At first glance, the FD looks larger than it actually is at 169 inches (4.29 meters) long, 69 inches (1.75 meters) wide, and 48.4 inches (1.23 meters) tall. However, you really notice the low ride height when snaking into the deep seat. It’s not a great fit for tall folks, and the steering wheel only tilts – it doesn’t telescope – which makes the situation worse. Our driver had a six-foot seven-inch passenger with him who had an even harder time cramming into the cabin.
Even though our driver’s head practically scraped the sunroof, he began getting a feel for the RX-7 after a short time on the road. A flat, aluminum hood allows for a great view out of the windshield, and the instrument panel is akin to a Porsche with the tachometer in the middle of the instrument pods. Another similarity with the machines from Stuttgart is the two-stage Hitachi turbochargers for the 13B-REW engine, similar to the setup on the Porsche 959. In German trim, the setup produces 236 horsepower (176 kilowatts) and 217 pound-feet (294 Newton-meters) of torque. The output is plenty for a machine that weighs 2,870 pounds (1,300 kilograms). It’s no wonder from a machine with Takaharu Kobayakawa as the project leader after his command over the squad that won the 24 Hours of Le Mans in 1991.
Kobayakawa’s goal with the RX-7 was to create a vehicle with the performance of the Acura NSX but at half the cost. He ended up creating a vehicle that could challenge the best of Europe, too. With acceleration to 62 miles per hour (100 kilometers per hour) in 5.3 seconds, the FD was quicker than a Ferrari 348 and Porsche 911 Carrera 2. At 85,000 Deutsche Marks (today around 44,000 euros or $52,000), the Mazda’s price undercut competitors, although still wasn’t cheap.
It’s too bad that more people don’t get to enjoy driving an FD RX-7. The five-speed gearbox has short throws ideal for quick shifts. The Wankel doesn’t like running at low revs, so it’s best to work the gearbox to keep up the rpms. While cruising through picturesque villages around Augsburg the ride is relaxed, but you can provoke the tail to step out easily with a quick turn of the steering wheel.
Don’t get the impression the RX-7 is soft, though. When the German roads become empty, it’s possible to push the FD harder. At higher revs, the high-frequency sound of the turbos mixes with the engine’s bass. The second turbo kicks in above 4,000 rpm, and max torque arrives at 5,000 rpm. Keep your foot on the throttle, and there’s an audible warning at 7,000 revs to advise the driver that it’s time to shift.
Winding country roads are the ideal environment for the FD. There, it demonstrates the strengths of the independent suspension and ventilated disc brakes. The 50:50 weight distribution helps, too. As if on rails, the RX-7 drives around the corner and becomes a precision tool in the hands of a connoisseur.

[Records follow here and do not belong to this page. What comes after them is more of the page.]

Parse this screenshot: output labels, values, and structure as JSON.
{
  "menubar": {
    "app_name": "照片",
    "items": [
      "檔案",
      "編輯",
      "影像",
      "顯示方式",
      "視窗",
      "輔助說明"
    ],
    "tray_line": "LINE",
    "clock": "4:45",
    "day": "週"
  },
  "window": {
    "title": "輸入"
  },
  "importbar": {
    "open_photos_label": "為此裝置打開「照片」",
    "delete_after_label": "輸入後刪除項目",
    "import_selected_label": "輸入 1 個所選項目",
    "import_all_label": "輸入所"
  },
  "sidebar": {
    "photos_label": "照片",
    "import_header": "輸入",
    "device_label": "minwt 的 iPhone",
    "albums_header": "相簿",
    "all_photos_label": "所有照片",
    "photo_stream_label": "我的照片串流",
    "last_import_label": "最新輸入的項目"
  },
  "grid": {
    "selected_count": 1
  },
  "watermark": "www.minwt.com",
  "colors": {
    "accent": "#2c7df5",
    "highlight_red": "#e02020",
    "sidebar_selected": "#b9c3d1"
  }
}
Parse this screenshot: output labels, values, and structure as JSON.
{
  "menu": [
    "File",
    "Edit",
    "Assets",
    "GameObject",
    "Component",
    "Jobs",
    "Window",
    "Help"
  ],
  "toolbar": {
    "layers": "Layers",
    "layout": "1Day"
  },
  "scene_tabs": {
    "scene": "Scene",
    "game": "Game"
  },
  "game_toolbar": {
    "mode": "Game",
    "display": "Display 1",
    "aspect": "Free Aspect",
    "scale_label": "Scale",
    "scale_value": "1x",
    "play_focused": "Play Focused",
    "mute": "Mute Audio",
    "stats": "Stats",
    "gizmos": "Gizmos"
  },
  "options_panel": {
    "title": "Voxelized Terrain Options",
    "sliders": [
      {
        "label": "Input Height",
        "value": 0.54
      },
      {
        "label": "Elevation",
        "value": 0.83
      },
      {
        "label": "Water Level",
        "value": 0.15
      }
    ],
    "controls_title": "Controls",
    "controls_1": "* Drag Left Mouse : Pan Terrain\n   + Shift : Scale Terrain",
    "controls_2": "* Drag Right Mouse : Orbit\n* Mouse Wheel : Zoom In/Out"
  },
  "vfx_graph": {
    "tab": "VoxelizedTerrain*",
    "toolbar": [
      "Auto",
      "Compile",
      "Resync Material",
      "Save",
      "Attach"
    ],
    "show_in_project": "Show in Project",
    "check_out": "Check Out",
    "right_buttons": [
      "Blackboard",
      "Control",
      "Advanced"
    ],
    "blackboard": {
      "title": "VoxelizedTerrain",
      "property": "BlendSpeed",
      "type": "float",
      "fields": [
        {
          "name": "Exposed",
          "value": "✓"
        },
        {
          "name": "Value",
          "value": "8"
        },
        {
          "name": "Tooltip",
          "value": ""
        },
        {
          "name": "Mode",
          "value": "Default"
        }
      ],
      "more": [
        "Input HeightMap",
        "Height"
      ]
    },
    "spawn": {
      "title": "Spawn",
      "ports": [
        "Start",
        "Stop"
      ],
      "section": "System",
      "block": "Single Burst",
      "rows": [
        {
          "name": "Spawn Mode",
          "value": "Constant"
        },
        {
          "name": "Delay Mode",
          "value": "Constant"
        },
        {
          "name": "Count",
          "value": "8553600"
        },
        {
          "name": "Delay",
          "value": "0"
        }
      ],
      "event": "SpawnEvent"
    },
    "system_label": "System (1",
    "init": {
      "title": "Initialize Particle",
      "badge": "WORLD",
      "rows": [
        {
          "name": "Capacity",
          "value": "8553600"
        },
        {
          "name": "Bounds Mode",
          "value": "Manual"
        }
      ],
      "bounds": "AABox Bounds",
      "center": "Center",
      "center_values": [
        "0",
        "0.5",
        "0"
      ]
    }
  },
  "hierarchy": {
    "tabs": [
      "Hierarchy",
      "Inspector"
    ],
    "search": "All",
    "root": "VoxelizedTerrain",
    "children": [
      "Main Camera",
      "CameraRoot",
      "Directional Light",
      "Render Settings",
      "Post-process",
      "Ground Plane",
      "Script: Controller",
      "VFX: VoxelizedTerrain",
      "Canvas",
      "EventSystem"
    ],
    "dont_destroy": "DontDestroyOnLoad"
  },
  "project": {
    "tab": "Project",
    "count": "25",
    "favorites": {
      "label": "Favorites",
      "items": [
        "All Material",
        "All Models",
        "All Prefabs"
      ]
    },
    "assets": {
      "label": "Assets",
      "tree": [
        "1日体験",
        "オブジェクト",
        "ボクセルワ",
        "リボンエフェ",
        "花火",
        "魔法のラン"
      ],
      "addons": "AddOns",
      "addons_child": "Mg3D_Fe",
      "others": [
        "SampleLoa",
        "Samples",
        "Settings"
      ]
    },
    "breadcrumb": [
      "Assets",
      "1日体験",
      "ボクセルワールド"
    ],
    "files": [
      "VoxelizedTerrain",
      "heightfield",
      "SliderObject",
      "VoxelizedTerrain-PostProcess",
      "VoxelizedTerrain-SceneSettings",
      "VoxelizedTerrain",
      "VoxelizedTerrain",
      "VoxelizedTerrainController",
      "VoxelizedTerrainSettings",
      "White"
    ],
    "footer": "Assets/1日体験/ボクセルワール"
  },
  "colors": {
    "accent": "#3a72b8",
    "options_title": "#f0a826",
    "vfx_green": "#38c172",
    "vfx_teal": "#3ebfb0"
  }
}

Few German ever got to experience the FD, though. It launched there in 1992, and Mazda only tallied around 300 sales a year until the company axed the RX-7 there in 1996. Production continued in Japan until 2002, and the company introduced increasingly hardcore versions there with claimed outputs as high as 276 hp (206 kW).
The FD RX-7 remains a high water mark in Mazda’s history. It’s followup, the RX-8 was nice but the move towards a somewhat softer vehicle with four seats and weird, clamshell doors wasn’t what many fans were looking for. Since then, the rotary engine has been dead within Mazda. A return is kinda on the way by using the Wankel as a range-extender for a hybrid model, but this isn’t what enthusiasts really want from a revived rotary. Meanwhile, we can always dream that the gorgeous RX-Vision Concept sees production someday, but the chances don’t look good.